“That’s actually the way Cliff operated back when he was at the plant,” Mark Hess says. “It’s really a way for us to get back to our roots and operate the way we had ever since the beginning.”
“Nobody is going to be given anything (only because) they’re in the family,” he adds. “They have to earn any position that they would get.”
Six percent of the current Badger Mining workforce are third- and fourth-generation family members. The company understands, though, that it has to grow and plan for the future. Many of its approximately 280 employees are in their 50s and 60s.
A fifth-generation potential employee is now an eighth-grader, says Deanne Bremer, a Fairwater operations coach and a fourth-generation Chier.
The company has a summer program for high school family members interested in the business. They shadow employees in all facets of the operation to see what interests them most.
While Badger Mining’s business model and culture have drawn praise, landing the company on several “best places to work” lists, the nature of its work has drawn criticism.
Mining operations often cause consternation among neighbors who fear water and air pollution, health concerns or noise and traffic issues. Some environmental groups oppose natural resource mining for many of the same reasons and because they view it as stripping and permanently damaging the land.
Silica sand mining ventures get a black eye for their connection to oil and gas drilling, says Nick Bartol, Badger Mining’s government and public relations specialist.
“We’re not the prettiest industry; we realize that,” he says. “So we try to be good neighbors. We donate quite a bit to our local communities. We are heavily regulated, and we strive every day to remain in compliance.”
Some mine operations are “environmentally irresponsible,” but Badger Mining has a commitment to the community and good practices, says Mark Hess.
“You can wreck the environment by going in mining, but there are ways you can effectively mine and do it in an environmentally friendly way,” he says.
The company uses “geomorphic reclamation” practices to restore the land after sandstone has been extracted, Bartol says. For instance, slopes and valleys are created in the mine for water to flow into. “We always say we are just a small time in that piece of land’s life,” he adds.
Sara Joyce, quality technical assurance leader and a 34-year employee, says that philosophy dates to the early days of Badger Mining. “We reclaim the land to better than or close to what it was before,” she says.
Mining is a heavily regulated industry in Wisconsin.
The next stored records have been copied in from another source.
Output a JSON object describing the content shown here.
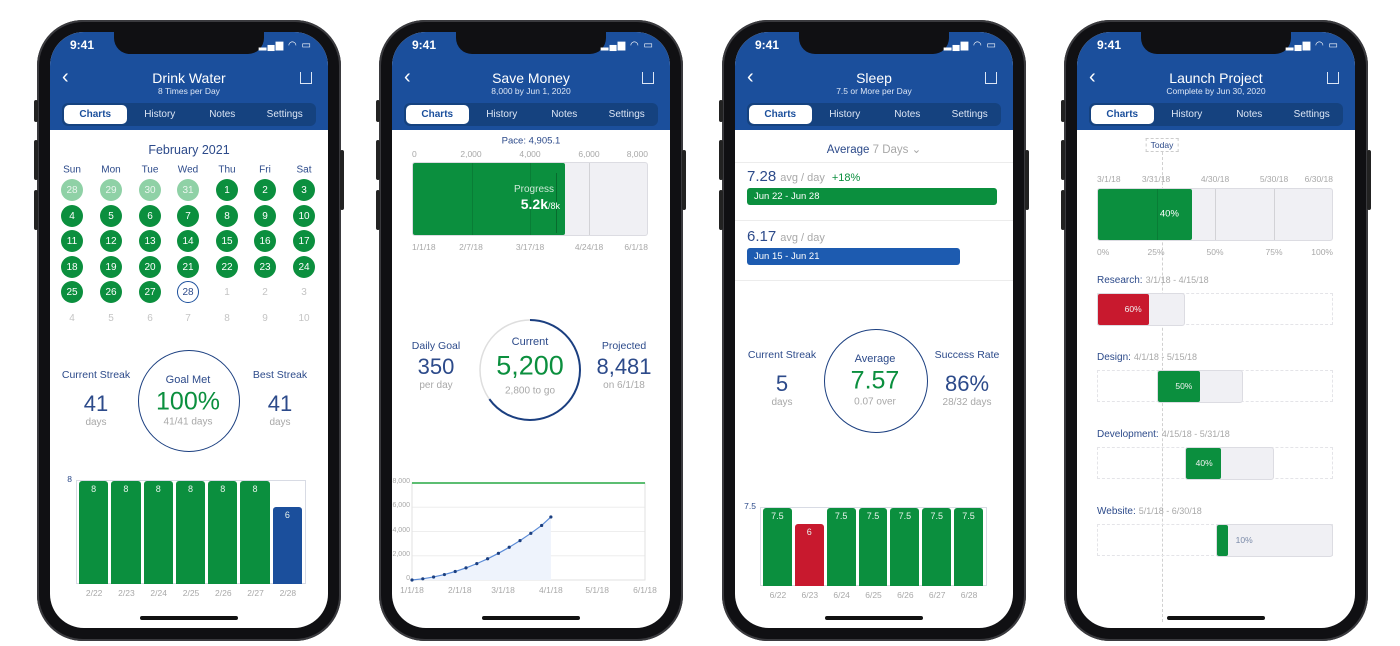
{
  "status_time": "9:41",
  "colors": {
    "header": "#1b4f9c",
    "green": "#0b8f3e",
    "light_green": "#8fd1a6",
    "red": "#c8192e",
    "blue": "#1d5bb0",
    "track": "#f0f0f4"
  },
  "tabs": [
    "Charts",
    "History",
    "Notes",
    "Settings"
  ],
  "phones": [
    {
      "title": "Drink Water",
      "subtitle": "8 Times per Day",
      "month_title": "February 2021",
      "weekdays": [
        "Sun",
        "Mon",
        "Tue",
        "Wed",
        "Thu",
        "Fri",
        "Sat"
      ],
      "calendar": [
        [
          [
            "28",
            "prev"
          ],
          [
            "29",
            "prev"
          ],
          [
            "30",
            "prev"
          ],
          [
            "31",
            "prev"
          ],
          [
            "1",
            "done"
          ],
          [
            "2",
            "done"
          ],
          [
            "3",
            "done"
          ]
        ],
        [
          [
            "4",
            "done"
          ],
          [
            "5",
            "done"
          ],
          [
            "6",
            "done"
          ],
          [
            "7",
            "done"
          ],
          [
            "8",
            "done"
          ],
          [
            "9",
            "done"
          ],
          [
            "10",
            "done"
          ]
        ],
        [
          [
            "11",
            "done"
          ],
          [
            "12",
            "done"
          ],
          [
            "13",
            "done"
          ],
          [
            "14",
            "done"
          ],
          [
            "15",
            "done"
          ],
          [
            "16",
            "done"
          ],
          [
            "17",
            "done"
          ]
        ],
        [
          [
            "18",
            "done"
          ],
          [
            "19",
            "done"
          ],
          [
            "20",
            "done"
          ],
          [
            "21",
            "done"
          ],
          [
            "22",
            "done"
          ],
          [
            "23",
            "done"
          ],
          [
            "24",
            "done"
          ]
        ],
        [
          [
            "25",
            "done"
          ],
          [
            "26",
            "done"
          ],
          [
            "27",
            "done"
          ],
          [
            "28",
            "today"
          ],
          [
            "1",
            "future"
          ],
          [
            "2",
            "future"
          ],
          [
            "3",
            "future"
          ]
        ],
        [
          [
            "4",
            "future"
          ],
          [
            "5",
            "future"
          ],
          [
            "6",
            "future"
          ],
          [
            "7",
            "future"
          ],
          [
            "8",
            "future"
          ],
          [
            "9",
            "future"
          ],
          [
            "10",
            "future"
          ]
        ]
      ],
      "stats": {
        "left": {
          "label": "Current Streak",
          "value": "41",
          "unit": "days"
        },
        "center": {
          "label": "Goal Met",
          "value": "100%",
          "note": "41/41 days"
        },
        "right": {
          "label": "Best Streak",
          "value": "41",
          "unit": "days"
        }
      }
    },
    {
      "title": "Save Money",
      "subtitle": "8,000 by Jun 1, 2020",
      "pace_label": "Pace: 4,905.1",
      "progress_ticks": [
        "0",
        "2,000",
        "4,000",
        "6,000",
        "8,000"
      ],
      "progress_dates": [
        "1/1/18",
        "2/7/18",
        "3/17/18",
        "4/24/18",
        "6/1/18"
      ],
      "progress": {
        "label": "Progress",
        "value_text": "5.2k",
        "goal_text": "/8k",
        "value": 5200,
        "goal": 8000,
        "pace": 4905.1
      },
      "stats": {
        "left": {
          "label": "Daily Goal",
          "value": "350",
          "unit": "per day"
        },
        "center": {
          "label": "Current",
          "value": "5,200",
          "note": "2,800 to go",
          "fraction": 0.65
        },
        "right": {
          "label": "Projected",
          "value": "8,481",
          "unit": "on 6/1/18"
        }
      }
    },
    {
      "title": "Sleep",
      "subtitle": "7.5 or More per Day",
      "average_label": "Average",
      "average_range": "7 Days",
      "periods": [
        {
          "value": "7.28",
          "unit": "avg / day",
          "change": "+18%",
          "range": "Jun 22 - Jun 28",
          "color": "#0b8f3e",
          "avg": 7.28
        },
        {
          "value": "6.17",
          "unit": "avg / day",
          "change": "",
          "range": "Jun 15 - Jun 21",
          "color": "#1d5bb0",
          "avg": 6.17
        }
      ],
      "stats": {
        "left": {
          "label": "Current Streak",
          "value": "5",
          "unit": "days"
        },
        "center": {
          "label": "Average",
          "value": "7.57",
          "note": "0.07 over"
        },
        "right": {
          "label": "Success Rate",
          "value": "86%",
          "unit": "28/32 days"
        }
      }
    },
    {
      "title": "Launch Project",
      "subtitle": "Complete by Jun 30, 2020",
      "today_label": "Today",
      "timeline_dates": [
        "3/1/18",
        "3/31/18",
        "4/30/18",
        "5/30/18",
        "6/30/18"
      ],
      "percent_ticks": [
        "0%",
        "25%",
        "50%",
        "75%",
        "100%"
      ],
      "overall": {
        "value": 40,
        "label": "40%"
      },
      "tasks": [
        {
          "name": "Research:",
          "range": "3/1/18 - 4/15/18",
          "start": "2018-03-01",
          "end": "2018-04-15",
          "progress": 60,
          "label": "60%",
          "color": "#c8192e"
        },
        {
          "name": "Design:",
          "range": "4/1/18 - 5/15/18",
          "start": "2018-04-01",
          "end": "2018-05-15",
          "progress": 50,
          "label": "50%",
          "color": "#0b8f3e"
        },
        {
          "name": "Development:",
          "range": "4/15/18 - 5/31/18",
          "start": "2018-04-15",
          "end": "2018-05-31",
          "progress": 40,
          "label": "40%",
          "color": "#0b8f3e"
        },
        {
          "name": "Website:",
          "range": "5/1/18 - 6/30/18",
          "start": "2018-05-01",
          "end": "2018-06-30",
          "progress": 10,
          "label": "10%",
          "color": "#0b8f3e"
        }
      ]
    }
  ],
  "chart_data": [
    {
      "type": "bar",
      "categories": [
        "2/22",
        "2/23",
        "2/24",
        "2/25",
        "2/26",
        "2/27",
        "2/28"
      ],
      "values": [
        8,
        8,
        8,
        8,
        8,
        8,
        6
      ],
      "ylim": [
        0,
        8
      ],
      "y_tick_labels": [
        "8"
      ],
      "colors": [
        "#0b8f3e",
        "#0b8f3e",
        "#0b8f3e",
        "#0b8f3e",
        "#0b8f3e",
        "#0b8f3e",
        "#1b4f9c"
      ],
      "data_labels": true
    },
    {
      "type": "area",
      "x": [
        "1/1/18",
        "1/8/18",
        "1/15/18",
        "1/22/18",
        "1/29/18",
        "2/5/18",
        "2/12/18",
        "2/19/18",
        "2/26/18",
        "3/5/18",
        "3/12/18",
        "3/19/18",
        "3/26/18",
        "4/1/18"
      ],
      "values": [
        0,
        100,
        250,
        450,
        700,
        1000,
        1350,
        1750,
        2200,
        2700,
        3250,
        3850,
        4500,
        5200
      ],
      "goal": 8000,
      "ylim": [
        0,
        8000
      ],
      "y_tick_labels": [
        "0",
        "2,000",
        "4,000",
        "6,000",
        "8,000"
      ],
      "x_tick_labels": [
        "1/1/18",
        "2/1/18",
        "3/1/18",
        "4/1/18",
        "5/1/18",
        "6/1/18"
      ],
      "grid": true
    },
    {
      "type": "bar",
      "categories": [
        "6/22",
        "6/23",
        "6/24",
        "6/25",
        "6/26",
        "6/27",
        "6/28"
      ],
      "values": [
        7.5,
        6,
        7.5,
        7.5,
        7.5,
        7.5,
        7.5
      ],
      "ylim": [
        0,
        7.5
      ],
      "y_tick_labels": [
        "7.5"
      ],
      "colors": [
        "#0b8f3e",
        "#c8192e",
        "#0b8f3e",
        "#0b8f3e",
        "#0b8f3e",
        "#0b8f3e",
        "#0b8f3e"
      ],
      "data_labels": true
    }
  ]
}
Badger Mining has earned the DNR’s Green Tier designation for its operational practices, given only to businesses that exceed regulatory requirements and implement rigorous environmental management systems.
Brandon Hess, like his father before him, spent his childhood in the sand mines and appreciates the natural beauty of Wisconsin. They are part of who he is.
“The idea (of the company’s reclamation system) is that 150 years from now, you couldn’t even tell we were here,” he says. “I have a passion for that.”
Betsy Thatcher of Menomonee Falls is a freelance writer and a former Milwaukee Journal Sentinel reporter.